◆ What the task requires ◆
The data must be given again in full, with no line altered.

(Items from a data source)
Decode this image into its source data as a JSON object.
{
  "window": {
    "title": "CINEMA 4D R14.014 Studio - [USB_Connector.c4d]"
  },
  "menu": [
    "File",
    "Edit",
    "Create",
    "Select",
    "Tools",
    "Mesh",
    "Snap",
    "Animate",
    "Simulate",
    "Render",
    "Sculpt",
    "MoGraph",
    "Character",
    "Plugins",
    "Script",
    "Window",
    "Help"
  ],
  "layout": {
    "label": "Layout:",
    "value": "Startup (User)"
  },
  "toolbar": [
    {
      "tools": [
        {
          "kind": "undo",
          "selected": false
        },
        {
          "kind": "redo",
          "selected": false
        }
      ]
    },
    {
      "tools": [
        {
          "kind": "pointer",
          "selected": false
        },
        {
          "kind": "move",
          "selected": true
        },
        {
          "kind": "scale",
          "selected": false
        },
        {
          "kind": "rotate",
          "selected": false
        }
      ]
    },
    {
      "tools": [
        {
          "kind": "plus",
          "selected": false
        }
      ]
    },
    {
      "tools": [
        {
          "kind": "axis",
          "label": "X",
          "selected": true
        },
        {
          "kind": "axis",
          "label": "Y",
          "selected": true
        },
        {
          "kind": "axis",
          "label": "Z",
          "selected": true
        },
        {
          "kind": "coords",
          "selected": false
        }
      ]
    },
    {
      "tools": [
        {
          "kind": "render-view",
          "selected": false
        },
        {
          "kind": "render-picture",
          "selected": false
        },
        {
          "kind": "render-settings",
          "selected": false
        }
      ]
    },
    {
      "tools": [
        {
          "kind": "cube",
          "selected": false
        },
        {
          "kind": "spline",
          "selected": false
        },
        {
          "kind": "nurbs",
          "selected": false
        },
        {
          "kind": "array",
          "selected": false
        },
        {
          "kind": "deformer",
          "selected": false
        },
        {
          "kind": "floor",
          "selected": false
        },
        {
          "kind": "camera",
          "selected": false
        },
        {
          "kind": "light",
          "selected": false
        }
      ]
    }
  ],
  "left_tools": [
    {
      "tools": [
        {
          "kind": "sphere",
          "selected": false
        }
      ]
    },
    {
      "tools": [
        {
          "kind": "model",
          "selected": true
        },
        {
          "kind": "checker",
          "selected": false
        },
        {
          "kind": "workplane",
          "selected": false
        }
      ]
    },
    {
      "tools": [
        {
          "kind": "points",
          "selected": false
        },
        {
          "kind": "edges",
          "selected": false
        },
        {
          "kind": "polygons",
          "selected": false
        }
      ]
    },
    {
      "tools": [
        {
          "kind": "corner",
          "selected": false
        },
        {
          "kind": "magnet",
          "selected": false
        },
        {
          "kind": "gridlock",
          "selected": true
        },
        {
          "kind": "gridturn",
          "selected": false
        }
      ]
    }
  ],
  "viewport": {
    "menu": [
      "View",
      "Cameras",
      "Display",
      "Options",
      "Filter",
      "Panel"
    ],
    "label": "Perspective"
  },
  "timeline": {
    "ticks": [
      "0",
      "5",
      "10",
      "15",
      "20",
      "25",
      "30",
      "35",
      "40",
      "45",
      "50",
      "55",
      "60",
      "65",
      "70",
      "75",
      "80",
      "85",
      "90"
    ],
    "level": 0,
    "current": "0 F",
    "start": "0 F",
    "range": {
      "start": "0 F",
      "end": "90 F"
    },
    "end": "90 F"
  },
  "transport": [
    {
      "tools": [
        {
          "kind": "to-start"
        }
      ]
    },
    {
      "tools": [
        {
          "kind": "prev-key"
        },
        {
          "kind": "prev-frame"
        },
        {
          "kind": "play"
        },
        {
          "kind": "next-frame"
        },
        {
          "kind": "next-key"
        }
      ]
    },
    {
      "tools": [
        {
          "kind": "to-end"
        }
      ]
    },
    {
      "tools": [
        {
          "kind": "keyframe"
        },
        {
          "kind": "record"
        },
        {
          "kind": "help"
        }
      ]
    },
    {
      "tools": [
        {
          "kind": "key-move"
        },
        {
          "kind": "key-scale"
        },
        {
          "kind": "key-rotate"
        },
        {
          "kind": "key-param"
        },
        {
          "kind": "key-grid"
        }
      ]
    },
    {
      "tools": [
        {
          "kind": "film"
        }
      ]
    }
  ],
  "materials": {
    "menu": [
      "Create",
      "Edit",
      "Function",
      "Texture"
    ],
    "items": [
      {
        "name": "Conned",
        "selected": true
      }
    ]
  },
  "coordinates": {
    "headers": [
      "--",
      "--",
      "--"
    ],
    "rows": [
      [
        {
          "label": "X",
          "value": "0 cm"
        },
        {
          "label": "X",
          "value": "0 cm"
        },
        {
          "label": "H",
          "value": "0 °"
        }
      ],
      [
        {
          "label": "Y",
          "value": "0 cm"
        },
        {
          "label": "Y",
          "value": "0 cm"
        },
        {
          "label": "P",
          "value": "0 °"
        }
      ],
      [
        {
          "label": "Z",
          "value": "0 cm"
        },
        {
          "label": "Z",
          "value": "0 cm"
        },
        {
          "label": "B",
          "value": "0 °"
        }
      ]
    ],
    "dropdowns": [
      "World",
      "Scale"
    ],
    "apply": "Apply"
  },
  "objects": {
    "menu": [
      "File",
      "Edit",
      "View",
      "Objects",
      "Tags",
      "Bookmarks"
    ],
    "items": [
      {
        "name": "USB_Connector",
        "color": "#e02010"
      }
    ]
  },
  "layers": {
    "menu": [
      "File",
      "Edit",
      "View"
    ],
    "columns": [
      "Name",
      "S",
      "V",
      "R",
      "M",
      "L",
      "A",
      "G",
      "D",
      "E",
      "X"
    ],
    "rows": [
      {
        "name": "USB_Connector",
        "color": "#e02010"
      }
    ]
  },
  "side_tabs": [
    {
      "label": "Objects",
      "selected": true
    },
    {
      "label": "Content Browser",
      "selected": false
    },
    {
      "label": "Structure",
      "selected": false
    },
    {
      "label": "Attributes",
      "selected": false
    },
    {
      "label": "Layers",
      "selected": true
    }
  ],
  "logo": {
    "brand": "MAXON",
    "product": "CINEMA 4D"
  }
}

◆ The answer ◆
Decode this image into its source data as a JSON object.
{
  "window": {
    "title": "CINEMA 4D R14.014 Studio - [USB_Connector.c4d]"
  },
  "menu": [
    "File",
    "Edit",
    "Create",
    "Select",
    "Tools",
    "Mesh",
    "Snap",
    "Animate",
    "Simulate",
    "Render",
    "Sculpt",
    "MoGraph",
    "Character",
    "Plugins",
    "Script",
    "Window",
    "Help"
  ],
  "layout": {
    "label": "Layout:",
    "value": "Startup (User)"
  },
  "toolbar": [
    {
      "tools": [
        {
          "kind": "undo",
          "selected": false
        },
        {
          "kind": "redo",
          "selected": false
        }
      ]
    },
    {
      "tools": [
        {
          "kind": "pointer",
          "selected": false
        },
        {
          "kind": "move",
          "selected": true
        },
        {
          "kind": "scale",
          "selected": false
        },
        {
          "kind": "rotate",
          "selected": false
        }
      ]
    },
    {
      "tools": [
        {
          "kind": "plus",
          "selected": false
        }
      ]
    },
    {
      "tools": [
        {
          "kind": "axis",
          "label": "X",
          "selected": true
        },
        {
          "kind": "axis",
          "label": "Y",
          "selected": true
        },
        {
          "kind": "axis",
          "label": "Z",
          "selected": true
        },
        {
          "kind": "coords",
          "selected": false
        }
      ]
    },
    {
      "tools": [
        {
          "kind": "render-view",
          "selected": false
        },
        {
          "kind": "render-picture",
          "selected": false
        },
        {
          "kind": "render-settings",
          "selected": false
        }
      ]
    },
    {
      "tools": [
        {
          "kind": "cube",
          "selected": false
        },
        {
          "kind": "spline",
          "selected": false
        },
        {
          "kind": "nurbs",
          "selected": false
        },
        {
          "kind": "array",
          "selected": false
        },
        {
          "kind": "deformer",
          "selected": false
        },
        {
          "kind": "floor",
          "selected": false
        },
        {
          "kind": "camera",
          "selected": false
        },
        {
          "kind": "light",
          "selected": false
        }
      ]
    }
  ],
  "left_tools": [
    {
      "tools": [
        {
          "kind": "sphere",
          "selected": false
        }
      ]
    },
    {
      "tools": [
        {
          "kind": "model",
          "selected": true
        },
        {
          "kind": "checker",
          "selected": false
        },
        {
          "kind": "workplane",
          "selected": false
        }
      ]
    },
    {
      "tools": [
        {
          "kind": "points",
          "selected": false
        },
        {
          "kind": "edges",
          "selected": false
        },
        {
          "kind": "polygons",
          "selected": false
        }
      ]
    },
    {
      "tools": [
        {
          "kind": "corner",
          "selected": false
        },
        {
          "kind": "magnet",
          "selected": false
        },
        {
          "kind": "gridlock",
          "selected": true
        },
        {
          "kind": "gridturn",
          "selected": false
        }
      ]
    }
  ],
  "viewport": {
    "menu": [
      "View",
      "Cameras",
      "Display",
      "Options",
      "Filter",
      "Panel"
    ],
    "label": "Perspective"
  },
  "timeline": {
    "ticks": [
      "0",
      "5",
      "10",
      "15",
      "20",
      "25",
      "30",
      "35",
      "40",
      "45",
      "50",
      "55",
      "60",
      "65",
      "70",
      "75",
      "80",
      "85",
      "90"
    ],
    "level": 0,
    "current": "0 F",
    "start": "0 F",
    "range": {
      "start": "0 F",
      "end": "90 F"
    },
    "end": "90 F"
  },
  "transport": [
    {
      "tools": [
        {
          "kind": "to-start"
        }
      ]
    },
    {
      "tools": [
        {
          "kind": "prev-key"
        },
        {
          "kind": "prev-frame"
        },
        {
          "kind": "play"
        },
        {
          "kind": "next-frame"
        },
        {
          "kind": "next-key"
        }
      ]
    },
    {
      "tools": [
        {
          "kind": "to-end"
        }
      ]
    },
    {
      "tools": [
        {
          "kind": "keyframe"
        },
        {
          "kind": "record"
        },
        {
          "kind": "help"
        }
      ]
    },
    {
      "tools": [
        {
          "kind": "key-move"
        },
        {
          "kind": "key-scale"
        },
        {
          "kind": "key-rotate"
        },
        {
          "kind": "key-param"
        },
        {
          "kind": "key-grid"
        }
      ]
    },
    {
      "tools": [
        {
          "kind": "film"
        }
      ]
    }
  ],
  "materials": {
    "menu": [
      "Create",
      "Edit",
      "Function",
      "Texture"
    ],
    "items": [
      {
        "name": "Conned",
        "selected": true
      }
    ]
  },
  "coordinates": {
    "headers": [
      "--",
      "--",
      "--"
    ],
    "rows": [
      [
        {
          "label": "X",
          "value": "0 cm"
        },
        {
          "label": "X",
          "value": "0 cm"
        },
        {
          "label": "H",
          "value": "0 °"
        }
      ],
      [
        {
          "label": "Y",
          "value": "0 cm"
        },
        {
          "label": "Y",
          "value": "0 cm"
        },
        {
          "label": "P",
          "value": "0 °"
        }
      ],
      [
        {
          "label": "Z",
          "value": "0 cm"
        },
        {
          "label": "Z",
          "value": "0 cm"
        },
        {
          "label": "B",
          "value": "0 °"
        }
      ]
    ],
    "dropdowns": [
      "World",
      "Scale"
    ],
    "apply": "Apply"
  },
  "objects": {
    "menu": [
      "File",
      "Edit",
      "View",
      "Objects",
      "Tags",
      "Bookmarks"
    ],
    "items": [
      {
        "name": "USB_Connector",
        "color": "#e02010"
      }
    ]
  },
  "layers": {
    "menu": [
      "File",
      "Edit",
      "View"
    ],
    "columns": [
      "Name",
      "S",
      "V",
      "R",
      "M",
      "L",
      "A",
      "G",
      "D",
      "E",
      "X"
    ],
    "rows": [
      {
        "name": "USB_Connector",
        "color": "#e02010"
      }
    ]
  },
  "side_tabs": [
    {
      "label": "Objects",
      "selected": true
    },
    {
      "label": "Content Browser",
      "selected": false
    },
    {
      "label": "Structure",
      "selected": false
    },
    {
      "label": "Attributes",
      "selected": false
    },
    {
      "label": "Layers",
      "selected": true
    }
  ],
  "logo": {
    "brand": "MAXON",
    "product": "CINEMA 4D"
  }
}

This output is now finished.